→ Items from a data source
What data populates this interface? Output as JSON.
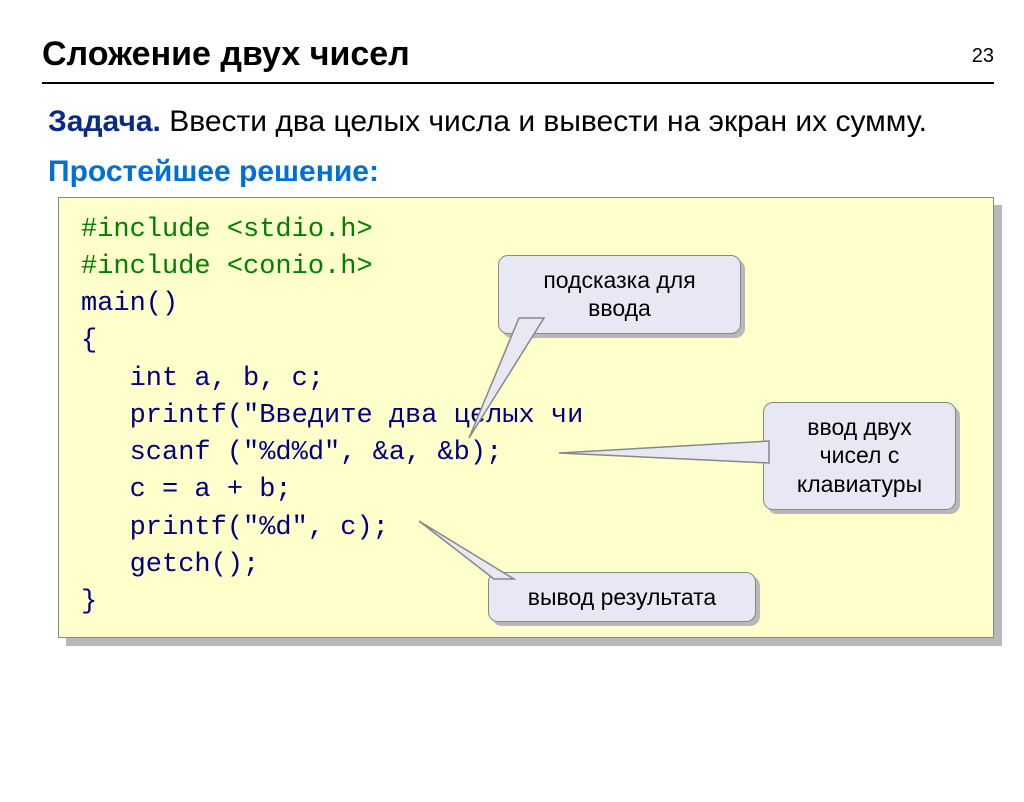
{
  "page_number": "23",
  "title": "Сложение двух чисел",
  "task_label": "Задача.",
  "task_text": " Ввести два целых числа и вывести на экран их сумму.",
  "solution_label": "Простейшее решение:",
  "code": {
    "l1": "#include <stdio.h>",
    "l2": "#include <conio.h>",
    "l3": "main()",
    "l4": "{",
    "l5": "   int a, b, c;",
    "l6": "   printf(\"Введите два целых чи",
    "l7": "   scanf (\"%d%d\", &a, &b);",
    "l8": "   c = a + b;",
    "l9": "   printf(\"%d\", c);",
    "l10": "   getch();",
    "l11": "}"
  },
  "callouts": {
    "hint": "подсказка для ввода",
    "input": "ввод двух чисел с клавиатуры",
    "output": "вывод результата"
  }
}
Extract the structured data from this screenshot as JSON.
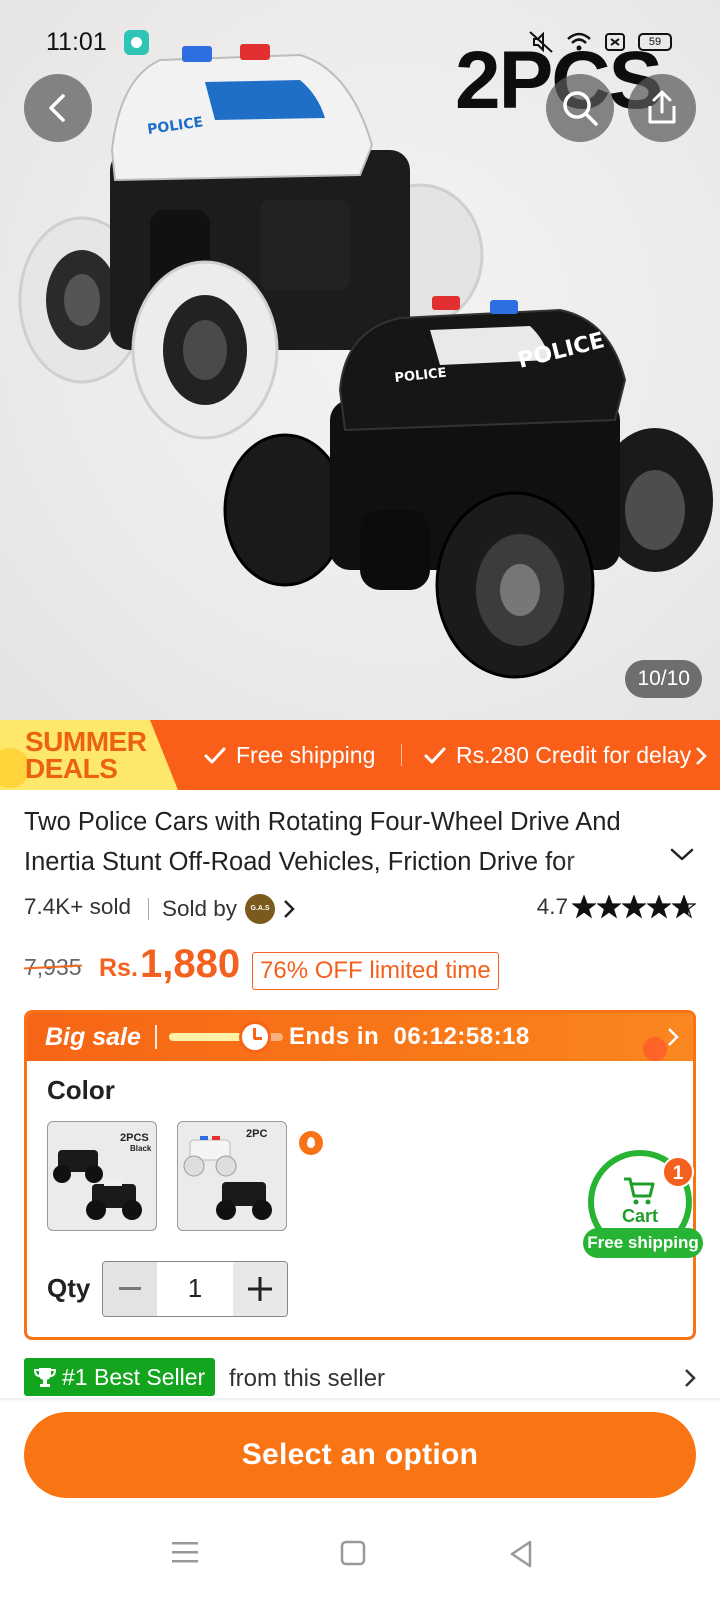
{
  "status_bar": {
    "time": "11:01",
    "battery": "59"
  },
  "hero": {
    "overlay_label": "2PCS",
    "page_indicator": "10/10"
  },
  "promo_strip": {
    "badge_line1": "SUMMER",
    "badge_line2": "DEALS",
    "item1": "Free shipping",
    "item2": "Rs.280 Credit for delay"
  },
  "product": {
    "title": "Two Police Cars with Rotating Four-Wheel Drive And Inertia Stunt Off-Road Vehicles, Friction Drive for",
    "sold": "7.4K+ sold",
    "sold_by": "Sold by",
    "seller_logo_text": "G.A.S",
    "rating": "4.7",
    "stars": 4.7,
    "old_price": "7,935",
    "currency": "Rs.",
    "price": "1,880",
    "discount": "76% OFF limited time"
  },
  "sale": {
    "label": "Big sale",
    "ends_label": "Ends in",
    "countdown": "06:12:58:18",
    "progress": 0.78
  },
  "options": {
    "color_label": "Color",
    "swatches": [
      {
        "text": "2PCS",
        "subtext": "Black"
      },
      {
        "text": "2PC"
      }
    ],
    "qty_label": "Qty",
    "qty_value": "1"
  },
  "cart": {
    "label": "Cart",
    "count": "1",
    "free_shipping": "Free shipping"
  },
  "best_seller": {
    "badge": "#1 Best Seller",
    "text": "from this seller"
  },
  "cta": {
    "label": "Select an option"
  },
  "colors": {
    "accent": "#f97413",
    "green": "#27b434",
    "price": "#f4601d"
  }
}
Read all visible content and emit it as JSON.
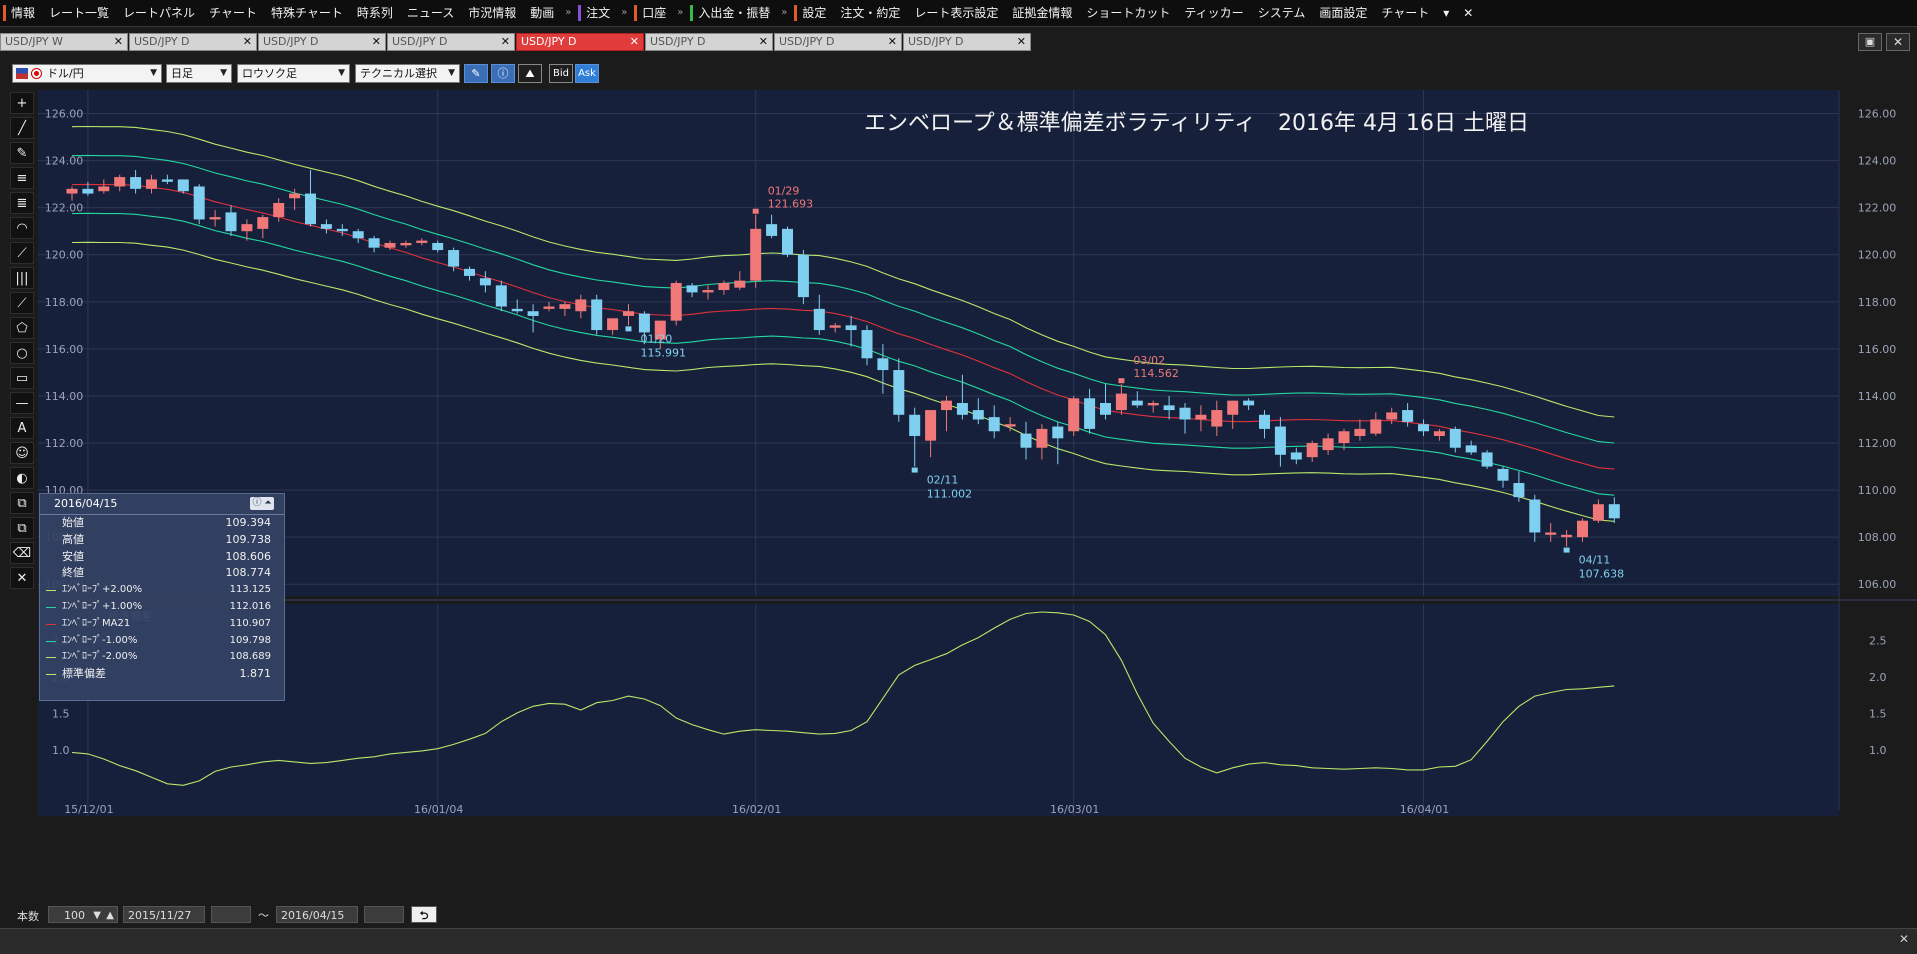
{
  "menubar": {
    "items": [
      {
        "label": "情報",
        "accent": "#e05a2a"
      },
      {
        "label": "レート一覧"
      },
      {
        "label": "レートパネル"
      },
      {
        "label": "チャート"
      },
      {
        "label": "特殊チャート"
      },
      {
        "label": "時系列"
      },
      {
        "label": "ニュース"
      },
      {
        "label": "市況情報"
      },
      {
        "label": "動画"
      },
      {
        "sep": "»"
      },
      {
        "label": "注文",
        "accent": "#8a4fd8"
      },
      {
        "sep": "»"
      },
      {
        "label": "口座",
        "accent": "#e05a2a"
      },
      {
        "sep": "»"
      },
      {
        "label": "入出金・振替",
        "accent": "#3ab84a"
      },
      {
        "sep": "»"
      },
      {
        "label": "設定",
        "accent": "#e05a2a"
      },
      {
        "label": "注文・約定"
      },
      {
        "label": "レート表示設定"
      },
      {
        "label": "証拠金情報"
      },
      {
        "label": "ショートカット"
      },
      {
        "label": "ティッカー"
      },
      {
        "label": "システム"
      },
      {
        "label": "画面設定"
      },
      {
        "label": "チャート"
      },
      {
        "label": "▾"
      },
      {
        "label": "✕"
      }
    ]
  },
  "tabs": [
    {
      "label": "USD/JPY W",
      "active": false
    },
    {
      "label": "USD/JPY D",
      "active": false
    },
    {
      "label": "USD/JPY D",
      "active": false
    },
    {
      "label": "USD/JPY D",
      "active": false
    },
    {
      "label": "USD/JPY D",
      "active": true
    },
    {
      "label": "USD/JPY D",
      "active": false
    },
    {
      "label": "USD/JPY D",
      "active": false
    },
    {
      "label": "USD/JPY D",
      "active": false
    }
  ],
  "toolbar": {
    "pair": "ドル/円",
    "timeframe": "日足",
    "charttype": "ロウソク足",
    "technical": "テクニカル選択",
    "bid": "Bid",
    "ask": "Ask"
  },
  "lefttools": [
    "crosshair-icon",
    "line-icon",
    "ruler-icon",
    "hlines-icon",
    "channel-icon",
    "fib-arc-icon",
    "fib-fan-icon",
    "vlines-icon",
    "pitchfork-icon",
    "pentagon-icon",
    "circle-icon",
    "rect-icon",
    "hline-icon",
    "text-icon",
    "icon-icon",
    "pointer-icon",
    "copy-icon",
    "paste-icon",
    "eraser-icon",
    "clear-icon"
  ],
  "lefttool_glyphs": [
    "+",
    "╱",
    "✎",
    "≡",
    "≣",
    "◠",
    "⟋",
    "|||",
    "⟋",
    "⬠",
    "○",
    "▭",
    "—",
    "A",
    "☺",
    "◐",
    "⧉",
    "⧉",
    "⌫",
    "✕"
  ],
  "chart_title": "エンベロープ＆標準偏差ボラティリティ　2016年 4月 16日 土曜日",
  "info": {
    "date": "2016/04/15",
    "rows": [
      {
        "label": "始値",
        "value": "109.394"
      },
      {
        "label": "高値",
        "value": "109.738"
      },
      {
        "label": "安値",
        "value": "108.606"
      },
      {
        "label": "終値",
        "value": "108.774"
      },
      {
        "label": "ｴﾝﾍﾞﾛｰﾌﾟ+2.00%",
        "value": "113.125",
        "color": "#b8e86a"
      },
      {
        "label": "ｴﾝﾍﾞﾛｰﾌﾟ+1.00%",
        "value": "112.016",
        "color": "#23d8a0"
      },
      {
        "label": "ｴﾝﾍﾞﾛｰﾌﾟMA21",
        "value": "110.907",
        "color": "#e0303a"
      },
      {
        "label": "ｴﾝﾍﾞﾛｰﾌﾟ-1.00%",
        "value": "109.798",
        "color": "#23d8a0"
      },
      {
        "label": "ｴﾝﾍﾞﾛｰﾌﾟ-2.00%",
        "value": "108.689",
        "color": "#b8e86a"
      },
      {
        "label": "標準偏差",
        "value": "1.871",
        "color": "#b8e86a"
      }
    ]
  },
  "bottombar": {
    "count_label": "本数",
    "count": "100",
    "from": "2015/11/27",
    "tilde": "～",
    "to": "2016/04/15"
  },
  "chart_data": [
    {
      "type": "candlestick",
      "title": "エンベロープ＆標準偏差ボラティリティ　2016年 4月 16日 土曜日",
      "ylim": [
        105.5,
        127.0
      ],
      "yticks": [
        "126.00",
        "124.00",
        "122.00",
        "120.00",
        "118.00",
        "116.00",
        "114.00",
        "112.00",
        "110.00",
        "108.00",
        "106.00"
      ],
      "xlabels": [
        {
          "i": 1,
          "label": "15/12/01"
        },
        {
          "i": 23,
          "label": "16/01/04"
        },
        {
          "i": 43,
          "label": "16/02/01"
        },
        {
          "i": 63,
          "label": "16/03/01"
        },
        {
          "i": 85,
          "label": "16/04/01"
        }
      ],
      "up_color": "#f07878",
      "down_color": "#7fd0f0",
      "candles": [
        [
          122.6,
          122.9,
          122.3,
          122.8
        ],
        [
          122.8,
          123.1,
          122.5,
          122.6
        ],
        [
          122.7,
          123.2,
          122.6,
          122.9
        ],
        [
          122.9,
          123.4,
          122.7,
          123.3
        ],
        [
          123.3,
          123.6,
          122.6,
          122.8
        ],
        [
          122.8,
          123.4,
          122.6,
          123.2
        ],
        [
          123.2,
          123.4,
          123.0,
          123.1
        ],
        [
          123.2,
          123.2,
          122.6,
          122.7
        ],
        [
          122.9,
          123.0,
          121.3,
          121.5
        ],
        [
          121.5,
          121.9,
          121.2,
          121.6
        ],
        [
          121.8,
          122.1,
          120.8,
          121.0
        ],
        [
          121.0,
          121.5,
          120.6,
          121.3
        ],
        [
          121.1,
          121.7,
          120.7,
          121.6
        ],
        [
          121.6,
          122.4,
          121.4,
          122.2
        ],
        [
          122.4,
          122.8,
          121.9,
          122.6
        ],
        [
          122.6,
          123.6,
          121.2,
          121.3
        ],
        [
          121.3,
          121.5,
          120.9,
          121.1
        ],
        [
          121.1,
          121.3,
          120.8,
          121.0
        ],
        [
          121.0,
          121.1,
          120.5,
          120.7
        ],
        [
          120.7,
          120.8,
          120.1,
          120.3
        ],
        [
          120.3,
          120.6,
          120.2,
          120.5
        ],
        [
          120.4,
          120.6,
          120.3,
          120.5
        ],
        [
          120.5,
          120.7,
          120.4,
          120.6
        ],
        [
          120.5,
          120.6,
          120.1,
          120.2
        ],
        [
          120.2,
          120.3,
          119.3,
          119.5
        ],
        [
          119.4,
          119.5,
          118.9,
          119.1
        ],
        [
          119.0,
          119.3,
          118.4,
          118.7
        ],
        [
          118.7,
          118.9,
          117.6,
          117.8
        ],
        [
          117.7,
          118.1,
          117.5,
          117.6
        ],
        [
          117.6,
          117.9,
          116.7,
          117.4
        ],
        [
          117.7,
          118.0,
          117.6,
          117.8
        ],
        [
          117.7,
          118.0,
          117.4,
          117.9
        ],
        [
          117.6,
          118.3,
          117.3,
          118.1
        ],
        [
          118.1,
          118.3,
          116.6,
          116.8
        ],
        [
          116.8,
          117.2,
          116.6,
          117.3
        ],
        [
          117.4,
          117.9,
          117.0,
          117.6
        ],
        [
          117.5,
          117.6,
          116.2,
          116.7
        ],
        [
          116.4,
          117.2,
          116.0,
          117.2
        ],
        [
          117.2,
          118.9,
          117.0,
          118.8
        ],
        [
          118.7,
          118.8,
          118.2,
          118.4
        ],
        [
          118.4,
          118.7,
          118.1,
          118.5
        ],
        [
          118.5,
          118.9,
          118.3,
          118.8
        ],
        [
          118.6,
          119.3,
          118.5,
          118.9
        ],
        [
          118.9,
          121.7,
          118.6,
          121.1
        ],
        [
          121.3,
          121.7,
          120.7,
          120.8
        ],
        [
          121.1,
          121.2,
          119.9,
          120.0
        ],
        [
          120.0,
          120.2,
          117.9,
          118.2
        ],
        [
          117.7,
          118.3,
          116.6,
          116.8
        ],
        [
          116.9,
          117.1,
          116.7,
          117.0
        ],
        [
          117.0,
          117.4,
          116.1,
          116.8
        ],
        [
          116.8,
          117.0,
          115.3,
          115.6
        ],
        [
          115.6,
          116.2,
          114.1,
          115.1
        ],
        [
          115.1,
          115.6,
          112.9,
          113.2
        ],
        [
          113.2,
          113.5,
          111.0,
          112.3
        ],
        [
          112.1,
          113.4,
          111.4,
          113.4
        ],
        [
          113.4,
          114.0,
          112.5,
          113.8
        ],
        [
          113.7,
          114.9,
          113.0,
          113.2
        ],
        [
          113.4,
          113.9,
          112.8,
          113.0
        ],
        [
          113.1,
          113.6,
          112.2,
          112.5
        ],
        [
          112.7,
          113.1,
          112.5,
          112.8
        ],
        [
          112.4,
          112.9,
          111.3,
          111.8
        ],
        [
          111.8,
          112.8,
          111.3,
          112.6
        ],
        [
          112.7,
          112.9,
          111.1,
          112.2
        ],
        [
          112.5,
          114.0,
          112.3,
          113.9
        ],
        [
          113.9,
          114.3,
          112.4,
          112.6
        ],
        [
          113.7,
          114.5,
          113.0,
          113.2
        ],
        [
          113.4,
          114.5,
          113.2,
          114.1
        ],
        [
          113.8,
          114.2,
          113.5,
          113.6
        ],
        [
          113.6,
          113.8,
          113.3,
          113.7
        ],
        [
          113.6,
          114.0,
          113.0,
          113.4
        ],
        [
          113.5,
          113.7,
          112.4,
          113.0
        ],
        [
          113.0,
          113.6,
          112.5,
          113.2
        ],
        [
          112.7,
          113.8,
          112.3,
          113.4
        ],
        [
          113.2,
          113.8,
          112.6,
          113.8
        ],
        [
          113.8,
          113.9,
          113.4,
          113.6
        ],
        [
          113.2,
          113.4,
          112.2,
          112.6
        ],
        [
          112.7,
          113.1,
          111.0,
          111.5
        ],
        [
          111.6,
          111.8,
          111.1,
          111.3
        ],
        [
          111.4,
          112.1,
          111.2,
          112.0
        ],
        [
          111.7,
          112.4,
          111.5,
          112.2
        ],
        [
          112.0,
          112.6,
          111.7,
          112.5
        ],
        [
          112.3,
          113.0,
          112.1,
          112.6
        ],
        [
          112.4,
          113.3,
          112.3,
          113.0
        ],
        [
          113.0,
          113.5,
          112.8,
          113.3
        ],
        [
          113.4,
          113.7,
          112.7,
          112.9
        ],
        [
          112.8,
          113.0,
          112.3,
          112.5
        ],
        [
          112.3,
          112.6,
          112.1,
          112.5
        ],
        [
          112.6,
          112.7,
          111.6,
          111.8
        ],
        [
          111.9,
          112.1,
          111.5,
          111.6
        ],
        [
          111.6,
          111.7,
          110.9,
          111.0
        ],
        [
          110.9,
          111.0,
          110.1,
          110.4
        ],
        [
          110.3,
          110.8,
          109.5,
          109.7
        ],
        [
          109.6,
          109.8,
          107.8,
          108.2
        ],
        [
          108.1,
          108.6,
          107.8,
          108.2
        ],
        [
          108.0,
          108.3,
          107.6,
          108.1
        ],
        [
          108.0,
          108.8,
          107.8,
          108.7
        ],
        [
          108.7,
          109.6,
          108.6,
          109.4
        ],
        [
          109.4,
          109.7,
          108.6,
          108.8
        ]
      ],
      "annotations": [
        {
          "i": 43,
          "date": "01/29",
          "value": "121.693",
          "pos": "above",
          "color": "#f07878"
        },
        {
          "i": 35,
          "date": "01/20",
          "value": "115.991",
          "pos": "below",
          "color": "#7fd0f0"
        },
        {
          "i": 53,
          "date": "02/11",
          "value": "111.002",
          "pos": "below",
          "color": "#7fd0f0"
        },
        {
          "i": 66,
          "date": "03/02",
          "value": "114.562",
          "pos": "above",
          "color": "#f07878"
        },
        {
          "i": 94,
          "date": "04/11",
          "value": "107.638",
          "pos": "below",
          "color": "#7fd0f0"
        }
      ],
      "envelope": {
        "ma21": [
          122.98,
          122.99,
          122.98,
          122.98,
          122.95,
          122.86,
          122.78,
          122.65,
          122.46,
          122.25,
          122.09,
          121.92,
          121.78,
          121.6,
          121.41,
          121.25,
          121.09,
          120.93,
          120.73,
          120.5,
          120.29,
          120.1,
          119.87,
          119.67,
          119.48,
          119.27,
          119.05,
          118.85,
          118.63,
          118.39,
          118.18,
          118.01,
          117.87,
          117.75,
          117.67,
          117.57,
          117.47,
          117.44,
          117.41,
          117.47,
          117.56,
          117.61,
          117.64,
          117.69,
          117.72,
          117.69,
          117.64,
          117.61,
          117.5,
          117.35,
          117.16,
          116.89,
          116.64,
          116.44,
          116.19,
          115.96,
          115.74,
          115.48,
          115.2,
          114.95,
          114.61,
          114.31,
          114.04,
          113.83,
          113.59,
          113.39,
          113.29,
          113.2,
          113.12,
          113.08,
          113.05,
          113.0,
          112.95,
          112.91,
          112.91,
          112.94,
          112.97,
          112.99,
          113.0,
          112.98,
          112.95,
          112.94,
          112.95,
          112.96,
          112.88,
          112.8,
          112.71,
          112.56,
          112.44,
          112.3,
          112.14,
          111.95,
          111.76,
          111.54,
          111.33,
          111.14,
          110.95,
          110.89
        ]
      }
    },
    {
      "type": "line",
      "title": "標準偏差",
      "ylim": [
        0.1,
        3.0
      ],
      "yticks": [
        "2.5",
        "2.0",
        "1.5",
        "1.0"
      ],
      "values": [
        0.97,
        0.95,
        0.88,
        0.79,
        0.72,
        0.63,
        0.54,
        0.52,
        0.58,
        0.71,
        0.77,
        0.8,
        0.84,
        0.86,
        0.84,
        0.82,
        0.83,
        0.86,
        0.89,
        0.91,
        0.95,
        0.97,
        0.99,
        1.02,
        1.08,
        1.15,
        1.23,
        1.39,
        1.51,
        1.6,
        1.64,
        1.63,
        1.55,
        1.65,
        1.68,
        1.74,
        1.7,
        1.61,
        1.44,
        1.35,
        1.28,
        1.22,
        1.26,
        1.28,
        1.27,
        1.26,
        1.24,
        1.22,
        1.23,
        1.27,
        1.39,
        1.71,
        2.03,
        2.16,
        2.24,
        2.32,
        2.44,
        2.54,
        2.67,
        2.79,
        2.87,
        2.89,
        2.88,
        2.85,
        2.76,
        2.58,
        2.23,
        1.77,
        1.37,
        1.12,
        0.89,
        0.77,
        0.69,
        0.76,
        0.81,
        0.83,
        0.8,
        0.79,
        0.76,
        0.75,
        0.74,
        0.75,
        0.76,
        0.75,
        0.73,
        0.73,
        0.77,
        0.78,
        0.87,
        1.12,
        1.39,
        1.6,
        1.74,
        1.79,
        1.83,
        1.84,
        1.86,
        1.88
      ]
    }
  ]
}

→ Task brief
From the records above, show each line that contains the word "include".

→ Task answer
    "l1": "#include <stdio.h>",
    "l2": "#include <conio.h>",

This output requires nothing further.